══ LISTED RECORDS ══
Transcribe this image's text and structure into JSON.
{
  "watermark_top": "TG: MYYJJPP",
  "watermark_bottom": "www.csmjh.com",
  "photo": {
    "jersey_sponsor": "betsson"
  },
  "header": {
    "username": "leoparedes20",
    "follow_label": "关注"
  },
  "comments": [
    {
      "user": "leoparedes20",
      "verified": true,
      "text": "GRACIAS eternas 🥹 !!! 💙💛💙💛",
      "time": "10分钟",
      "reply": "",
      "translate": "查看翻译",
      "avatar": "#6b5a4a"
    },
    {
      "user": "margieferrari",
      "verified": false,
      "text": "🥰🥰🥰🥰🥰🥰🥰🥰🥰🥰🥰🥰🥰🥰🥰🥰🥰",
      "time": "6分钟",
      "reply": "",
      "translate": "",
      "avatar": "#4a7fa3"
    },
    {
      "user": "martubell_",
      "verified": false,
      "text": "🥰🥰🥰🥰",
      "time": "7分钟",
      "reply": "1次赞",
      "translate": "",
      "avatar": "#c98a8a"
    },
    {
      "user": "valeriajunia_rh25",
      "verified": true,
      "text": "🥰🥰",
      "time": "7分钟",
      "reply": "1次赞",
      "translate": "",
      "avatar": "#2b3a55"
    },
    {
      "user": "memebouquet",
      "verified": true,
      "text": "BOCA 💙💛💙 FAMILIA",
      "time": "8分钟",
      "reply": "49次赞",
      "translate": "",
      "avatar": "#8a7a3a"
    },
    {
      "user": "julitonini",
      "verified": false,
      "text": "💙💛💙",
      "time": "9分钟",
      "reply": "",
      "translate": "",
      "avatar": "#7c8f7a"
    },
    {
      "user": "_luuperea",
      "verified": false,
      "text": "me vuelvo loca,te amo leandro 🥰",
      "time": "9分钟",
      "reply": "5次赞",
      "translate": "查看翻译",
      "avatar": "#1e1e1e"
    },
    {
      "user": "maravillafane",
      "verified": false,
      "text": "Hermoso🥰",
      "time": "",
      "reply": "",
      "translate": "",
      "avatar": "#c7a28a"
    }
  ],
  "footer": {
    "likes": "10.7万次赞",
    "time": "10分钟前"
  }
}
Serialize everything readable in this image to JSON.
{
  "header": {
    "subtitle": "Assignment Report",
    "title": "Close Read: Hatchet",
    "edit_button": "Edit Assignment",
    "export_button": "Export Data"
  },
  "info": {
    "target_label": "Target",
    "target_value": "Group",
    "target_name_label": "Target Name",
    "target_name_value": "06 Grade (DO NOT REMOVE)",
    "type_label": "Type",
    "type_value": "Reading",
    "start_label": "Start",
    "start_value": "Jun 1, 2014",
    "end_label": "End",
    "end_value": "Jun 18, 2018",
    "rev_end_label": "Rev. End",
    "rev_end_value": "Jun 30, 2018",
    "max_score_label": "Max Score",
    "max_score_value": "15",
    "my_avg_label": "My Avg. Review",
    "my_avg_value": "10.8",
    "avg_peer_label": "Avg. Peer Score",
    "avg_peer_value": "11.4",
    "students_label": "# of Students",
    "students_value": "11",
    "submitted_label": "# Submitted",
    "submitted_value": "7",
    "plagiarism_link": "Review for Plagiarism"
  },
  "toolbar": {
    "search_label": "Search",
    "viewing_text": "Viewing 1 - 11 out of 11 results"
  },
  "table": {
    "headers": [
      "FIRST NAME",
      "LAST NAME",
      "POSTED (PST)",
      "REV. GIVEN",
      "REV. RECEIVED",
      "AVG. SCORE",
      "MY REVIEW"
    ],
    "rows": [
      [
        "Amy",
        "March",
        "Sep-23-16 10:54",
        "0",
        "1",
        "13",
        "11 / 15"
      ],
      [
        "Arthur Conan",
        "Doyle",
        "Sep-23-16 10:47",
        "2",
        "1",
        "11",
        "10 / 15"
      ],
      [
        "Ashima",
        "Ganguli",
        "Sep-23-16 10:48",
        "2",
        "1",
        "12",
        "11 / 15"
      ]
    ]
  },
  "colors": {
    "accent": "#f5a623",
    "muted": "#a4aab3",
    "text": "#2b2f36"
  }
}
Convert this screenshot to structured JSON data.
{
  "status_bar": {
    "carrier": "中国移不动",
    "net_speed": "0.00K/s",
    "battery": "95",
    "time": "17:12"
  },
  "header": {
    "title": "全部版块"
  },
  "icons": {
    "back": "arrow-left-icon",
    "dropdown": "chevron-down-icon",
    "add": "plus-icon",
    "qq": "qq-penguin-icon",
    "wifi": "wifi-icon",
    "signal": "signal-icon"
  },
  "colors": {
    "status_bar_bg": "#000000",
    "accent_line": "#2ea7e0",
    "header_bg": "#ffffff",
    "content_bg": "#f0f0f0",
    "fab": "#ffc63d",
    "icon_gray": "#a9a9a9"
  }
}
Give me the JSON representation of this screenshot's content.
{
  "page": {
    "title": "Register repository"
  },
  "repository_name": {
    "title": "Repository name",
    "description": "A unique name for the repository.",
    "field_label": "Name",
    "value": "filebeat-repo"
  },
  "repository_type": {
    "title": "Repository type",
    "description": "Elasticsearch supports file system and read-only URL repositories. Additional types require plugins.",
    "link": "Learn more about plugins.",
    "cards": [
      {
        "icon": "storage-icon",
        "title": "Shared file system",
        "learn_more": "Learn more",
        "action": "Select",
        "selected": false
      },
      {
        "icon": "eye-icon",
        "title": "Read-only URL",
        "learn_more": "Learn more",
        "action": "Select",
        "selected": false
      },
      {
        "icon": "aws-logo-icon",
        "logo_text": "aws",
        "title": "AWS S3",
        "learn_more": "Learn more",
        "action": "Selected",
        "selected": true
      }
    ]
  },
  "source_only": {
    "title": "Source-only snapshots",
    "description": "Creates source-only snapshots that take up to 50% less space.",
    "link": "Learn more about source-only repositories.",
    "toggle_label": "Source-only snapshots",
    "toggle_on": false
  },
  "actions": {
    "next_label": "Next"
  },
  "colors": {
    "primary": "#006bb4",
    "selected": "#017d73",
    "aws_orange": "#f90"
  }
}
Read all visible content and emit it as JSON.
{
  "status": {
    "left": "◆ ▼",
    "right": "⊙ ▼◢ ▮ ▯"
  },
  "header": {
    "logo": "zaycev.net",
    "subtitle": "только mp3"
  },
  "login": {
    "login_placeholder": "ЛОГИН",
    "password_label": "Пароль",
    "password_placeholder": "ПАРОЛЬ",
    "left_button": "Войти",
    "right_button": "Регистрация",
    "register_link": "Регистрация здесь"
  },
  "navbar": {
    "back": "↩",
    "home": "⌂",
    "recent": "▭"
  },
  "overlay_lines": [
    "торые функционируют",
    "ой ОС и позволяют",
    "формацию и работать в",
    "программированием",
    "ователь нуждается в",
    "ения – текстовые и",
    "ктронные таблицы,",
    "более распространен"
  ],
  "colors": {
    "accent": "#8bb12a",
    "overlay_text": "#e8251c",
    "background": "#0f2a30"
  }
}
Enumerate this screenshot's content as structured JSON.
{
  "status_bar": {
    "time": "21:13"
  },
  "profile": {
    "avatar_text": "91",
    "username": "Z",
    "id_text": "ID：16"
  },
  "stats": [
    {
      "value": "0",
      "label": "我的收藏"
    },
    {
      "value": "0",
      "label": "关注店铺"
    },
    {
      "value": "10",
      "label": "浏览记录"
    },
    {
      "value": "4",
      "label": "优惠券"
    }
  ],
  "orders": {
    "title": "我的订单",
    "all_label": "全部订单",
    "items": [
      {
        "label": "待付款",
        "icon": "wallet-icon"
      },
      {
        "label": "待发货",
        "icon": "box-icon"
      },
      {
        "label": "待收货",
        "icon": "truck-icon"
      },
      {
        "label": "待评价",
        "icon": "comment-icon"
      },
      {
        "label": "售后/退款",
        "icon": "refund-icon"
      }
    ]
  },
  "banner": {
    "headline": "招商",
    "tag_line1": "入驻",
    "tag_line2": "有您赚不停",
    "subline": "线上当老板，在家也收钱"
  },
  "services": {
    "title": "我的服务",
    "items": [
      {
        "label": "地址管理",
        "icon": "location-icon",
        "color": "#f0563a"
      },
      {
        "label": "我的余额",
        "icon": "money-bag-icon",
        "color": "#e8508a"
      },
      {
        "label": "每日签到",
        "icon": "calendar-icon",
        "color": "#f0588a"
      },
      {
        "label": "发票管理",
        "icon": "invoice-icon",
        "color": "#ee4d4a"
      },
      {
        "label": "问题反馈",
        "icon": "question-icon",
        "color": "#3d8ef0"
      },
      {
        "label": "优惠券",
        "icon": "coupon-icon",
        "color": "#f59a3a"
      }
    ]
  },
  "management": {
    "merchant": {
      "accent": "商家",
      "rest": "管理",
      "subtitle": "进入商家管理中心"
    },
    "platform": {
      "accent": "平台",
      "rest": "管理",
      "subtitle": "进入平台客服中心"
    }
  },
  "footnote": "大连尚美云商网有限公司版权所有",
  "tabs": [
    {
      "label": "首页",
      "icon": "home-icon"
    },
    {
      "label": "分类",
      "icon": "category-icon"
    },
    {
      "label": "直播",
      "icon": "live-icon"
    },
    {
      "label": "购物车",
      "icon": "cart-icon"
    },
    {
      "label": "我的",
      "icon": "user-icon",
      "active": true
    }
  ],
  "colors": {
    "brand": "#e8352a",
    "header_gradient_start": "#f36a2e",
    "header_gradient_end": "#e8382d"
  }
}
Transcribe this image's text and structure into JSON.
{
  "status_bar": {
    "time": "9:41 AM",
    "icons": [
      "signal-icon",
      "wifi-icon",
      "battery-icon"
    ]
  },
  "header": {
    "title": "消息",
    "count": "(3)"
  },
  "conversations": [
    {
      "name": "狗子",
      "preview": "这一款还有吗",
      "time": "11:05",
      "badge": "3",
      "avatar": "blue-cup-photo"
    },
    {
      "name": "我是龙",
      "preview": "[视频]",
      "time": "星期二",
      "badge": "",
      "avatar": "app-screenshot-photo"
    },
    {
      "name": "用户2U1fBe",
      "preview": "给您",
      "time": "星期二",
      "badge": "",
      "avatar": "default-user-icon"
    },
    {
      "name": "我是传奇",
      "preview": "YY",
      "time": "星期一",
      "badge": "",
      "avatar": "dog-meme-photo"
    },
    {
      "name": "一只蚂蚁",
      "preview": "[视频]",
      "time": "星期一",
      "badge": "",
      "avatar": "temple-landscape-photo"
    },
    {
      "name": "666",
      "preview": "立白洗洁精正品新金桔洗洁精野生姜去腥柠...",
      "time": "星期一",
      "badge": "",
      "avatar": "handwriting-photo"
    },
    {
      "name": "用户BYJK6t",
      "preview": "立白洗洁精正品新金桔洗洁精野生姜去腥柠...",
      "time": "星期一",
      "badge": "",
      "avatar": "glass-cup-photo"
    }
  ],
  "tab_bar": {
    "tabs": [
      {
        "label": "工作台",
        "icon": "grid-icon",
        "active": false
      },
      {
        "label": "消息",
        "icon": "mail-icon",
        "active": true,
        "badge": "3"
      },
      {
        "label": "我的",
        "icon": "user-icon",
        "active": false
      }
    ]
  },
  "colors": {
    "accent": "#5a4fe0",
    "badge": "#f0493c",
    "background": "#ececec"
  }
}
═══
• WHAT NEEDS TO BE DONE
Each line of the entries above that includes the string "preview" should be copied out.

• WRITTEN ANSWER
      "preview": "这一款还有吗",
      "preview": "[视频]",
      "preview": "给您",
      "preview": "YY",
      "preview": "[视频]",
      "preview": "立白洗洁精正品新金桔洗洁精野生姜去腥柠...",
      "preview": "立白洗洁精正品新金桔洗洁精野生姜去腥柠...",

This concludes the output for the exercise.